» **TO DO**: As you look over the data below, please find each line where the word "true" appears, then copy it.

» **INPUT RECORDS**:

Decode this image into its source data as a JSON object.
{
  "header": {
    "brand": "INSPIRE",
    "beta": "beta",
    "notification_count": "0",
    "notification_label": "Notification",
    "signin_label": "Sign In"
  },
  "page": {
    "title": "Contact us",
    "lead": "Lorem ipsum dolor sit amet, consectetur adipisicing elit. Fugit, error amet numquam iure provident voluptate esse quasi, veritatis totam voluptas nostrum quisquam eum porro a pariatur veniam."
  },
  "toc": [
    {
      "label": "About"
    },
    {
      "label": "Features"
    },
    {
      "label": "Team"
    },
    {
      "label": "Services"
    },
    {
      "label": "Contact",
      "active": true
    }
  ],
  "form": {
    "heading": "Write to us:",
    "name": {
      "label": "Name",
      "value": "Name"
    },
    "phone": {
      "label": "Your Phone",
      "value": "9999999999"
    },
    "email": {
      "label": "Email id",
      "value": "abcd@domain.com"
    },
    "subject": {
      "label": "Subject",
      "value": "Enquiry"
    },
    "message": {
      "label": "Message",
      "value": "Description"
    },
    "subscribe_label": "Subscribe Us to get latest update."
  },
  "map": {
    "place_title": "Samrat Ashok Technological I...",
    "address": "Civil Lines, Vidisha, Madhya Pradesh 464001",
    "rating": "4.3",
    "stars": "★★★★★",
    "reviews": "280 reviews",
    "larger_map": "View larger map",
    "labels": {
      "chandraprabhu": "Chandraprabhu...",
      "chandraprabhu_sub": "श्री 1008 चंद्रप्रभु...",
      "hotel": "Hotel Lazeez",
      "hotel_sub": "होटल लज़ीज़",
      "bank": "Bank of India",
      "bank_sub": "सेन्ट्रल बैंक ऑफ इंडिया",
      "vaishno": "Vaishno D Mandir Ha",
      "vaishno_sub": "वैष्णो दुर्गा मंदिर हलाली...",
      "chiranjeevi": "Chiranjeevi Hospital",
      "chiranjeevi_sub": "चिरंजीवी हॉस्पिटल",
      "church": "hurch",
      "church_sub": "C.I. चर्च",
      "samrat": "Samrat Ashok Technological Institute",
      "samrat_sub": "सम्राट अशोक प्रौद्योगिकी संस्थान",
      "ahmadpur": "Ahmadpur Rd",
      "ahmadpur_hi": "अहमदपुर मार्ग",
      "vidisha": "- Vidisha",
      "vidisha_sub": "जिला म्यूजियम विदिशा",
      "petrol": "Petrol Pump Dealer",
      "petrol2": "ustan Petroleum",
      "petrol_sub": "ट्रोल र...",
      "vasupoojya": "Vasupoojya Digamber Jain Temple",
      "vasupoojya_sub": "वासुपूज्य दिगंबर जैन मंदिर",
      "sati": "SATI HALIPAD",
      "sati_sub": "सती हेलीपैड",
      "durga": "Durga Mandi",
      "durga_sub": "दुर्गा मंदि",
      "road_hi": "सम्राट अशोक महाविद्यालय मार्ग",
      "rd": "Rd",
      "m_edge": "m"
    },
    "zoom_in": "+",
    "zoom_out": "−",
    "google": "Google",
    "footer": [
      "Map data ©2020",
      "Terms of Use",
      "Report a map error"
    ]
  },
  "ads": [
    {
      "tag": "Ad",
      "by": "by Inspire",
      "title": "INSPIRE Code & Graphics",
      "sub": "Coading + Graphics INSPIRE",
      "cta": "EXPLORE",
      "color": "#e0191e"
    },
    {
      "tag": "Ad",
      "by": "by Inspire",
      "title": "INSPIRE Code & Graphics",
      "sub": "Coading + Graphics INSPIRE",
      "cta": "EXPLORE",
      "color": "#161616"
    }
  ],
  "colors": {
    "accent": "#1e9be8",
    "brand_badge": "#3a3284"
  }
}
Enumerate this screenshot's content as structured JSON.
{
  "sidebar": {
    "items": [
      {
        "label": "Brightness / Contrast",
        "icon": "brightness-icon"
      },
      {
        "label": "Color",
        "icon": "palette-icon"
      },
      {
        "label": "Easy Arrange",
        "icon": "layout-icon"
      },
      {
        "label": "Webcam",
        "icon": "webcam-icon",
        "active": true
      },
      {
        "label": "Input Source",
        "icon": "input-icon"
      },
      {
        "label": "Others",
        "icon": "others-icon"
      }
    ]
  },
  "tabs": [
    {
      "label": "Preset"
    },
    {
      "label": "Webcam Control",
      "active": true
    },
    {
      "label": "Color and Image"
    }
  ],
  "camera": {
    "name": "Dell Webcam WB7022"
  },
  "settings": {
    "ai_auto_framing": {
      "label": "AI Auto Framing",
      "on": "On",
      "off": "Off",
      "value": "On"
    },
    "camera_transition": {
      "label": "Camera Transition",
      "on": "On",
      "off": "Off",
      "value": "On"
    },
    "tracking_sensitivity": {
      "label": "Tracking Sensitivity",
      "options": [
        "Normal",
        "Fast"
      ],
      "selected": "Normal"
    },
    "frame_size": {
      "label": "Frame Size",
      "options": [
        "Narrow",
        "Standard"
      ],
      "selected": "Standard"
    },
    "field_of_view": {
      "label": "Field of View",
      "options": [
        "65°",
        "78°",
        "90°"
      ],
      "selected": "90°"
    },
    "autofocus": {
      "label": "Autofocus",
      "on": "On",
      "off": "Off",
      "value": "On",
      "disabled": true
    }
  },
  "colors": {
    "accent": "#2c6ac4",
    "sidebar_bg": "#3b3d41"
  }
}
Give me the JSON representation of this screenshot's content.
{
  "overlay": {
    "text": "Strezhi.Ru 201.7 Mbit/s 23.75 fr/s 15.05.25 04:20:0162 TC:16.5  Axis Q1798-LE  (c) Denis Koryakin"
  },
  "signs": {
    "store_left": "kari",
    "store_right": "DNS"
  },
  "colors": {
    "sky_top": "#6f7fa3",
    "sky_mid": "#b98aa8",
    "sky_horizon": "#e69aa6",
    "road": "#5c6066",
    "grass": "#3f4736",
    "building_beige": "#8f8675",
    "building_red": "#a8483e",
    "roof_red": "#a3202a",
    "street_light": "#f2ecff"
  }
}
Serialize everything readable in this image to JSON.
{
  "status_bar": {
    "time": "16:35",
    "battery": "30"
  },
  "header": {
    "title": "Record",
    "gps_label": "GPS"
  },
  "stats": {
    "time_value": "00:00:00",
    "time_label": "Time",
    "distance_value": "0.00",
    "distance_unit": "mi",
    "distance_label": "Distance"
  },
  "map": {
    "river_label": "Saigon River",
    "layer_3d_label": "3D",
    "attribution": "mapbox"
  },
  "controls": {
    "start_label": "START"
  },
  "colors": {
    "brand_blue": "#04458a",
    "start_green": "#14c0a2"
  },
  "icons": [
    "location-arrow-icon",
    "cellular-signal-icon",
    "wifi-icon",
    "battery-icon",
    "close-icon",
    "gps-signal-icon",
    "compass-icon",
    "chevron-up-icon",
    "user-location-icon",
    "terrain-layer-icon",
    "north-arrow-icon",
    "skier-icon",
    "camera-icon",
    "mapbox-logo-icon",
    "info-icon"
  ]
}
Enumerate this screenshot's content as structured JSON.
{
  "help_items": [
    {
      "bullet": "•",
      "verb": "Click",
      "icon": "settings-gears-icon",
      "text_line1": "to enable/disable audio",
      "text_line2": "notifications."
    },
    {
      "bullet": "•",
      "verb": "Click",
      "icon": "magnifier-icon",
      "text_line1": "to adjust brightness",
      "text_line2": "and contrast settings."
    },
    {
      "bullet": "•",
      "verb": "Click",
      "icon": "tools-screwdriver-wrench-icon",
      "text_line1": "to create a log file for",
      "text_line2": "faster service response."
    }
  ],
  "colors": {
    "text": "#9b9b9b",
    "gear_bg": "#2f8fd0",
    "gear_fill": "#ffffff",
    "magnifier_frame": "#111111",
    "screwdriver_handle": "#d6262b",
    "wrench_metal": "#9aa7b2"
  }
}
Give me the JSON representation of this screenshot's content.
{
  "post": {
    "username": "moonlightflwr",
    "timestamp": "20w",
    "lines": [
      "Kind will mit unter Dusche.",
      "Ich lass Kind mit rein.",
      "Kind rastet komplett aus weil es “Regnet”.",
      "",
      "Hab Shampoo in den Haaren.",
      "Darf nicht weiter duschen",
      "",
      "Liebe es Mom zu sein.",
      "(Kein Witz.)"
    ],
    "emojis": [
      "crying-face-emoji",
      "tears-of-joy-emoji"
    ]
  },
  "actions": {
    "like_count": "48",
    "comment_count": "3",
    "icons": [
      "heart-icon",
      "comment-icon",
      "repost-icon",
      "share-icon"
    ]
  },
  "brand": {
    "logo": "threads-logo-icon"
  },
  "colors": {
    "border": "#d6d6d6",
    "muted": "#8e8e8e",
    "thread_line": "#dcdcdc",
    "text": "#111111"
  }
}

» **ANSWER SECTION**:
      "active": true
        "active": true
      "active": true
      "disabled": true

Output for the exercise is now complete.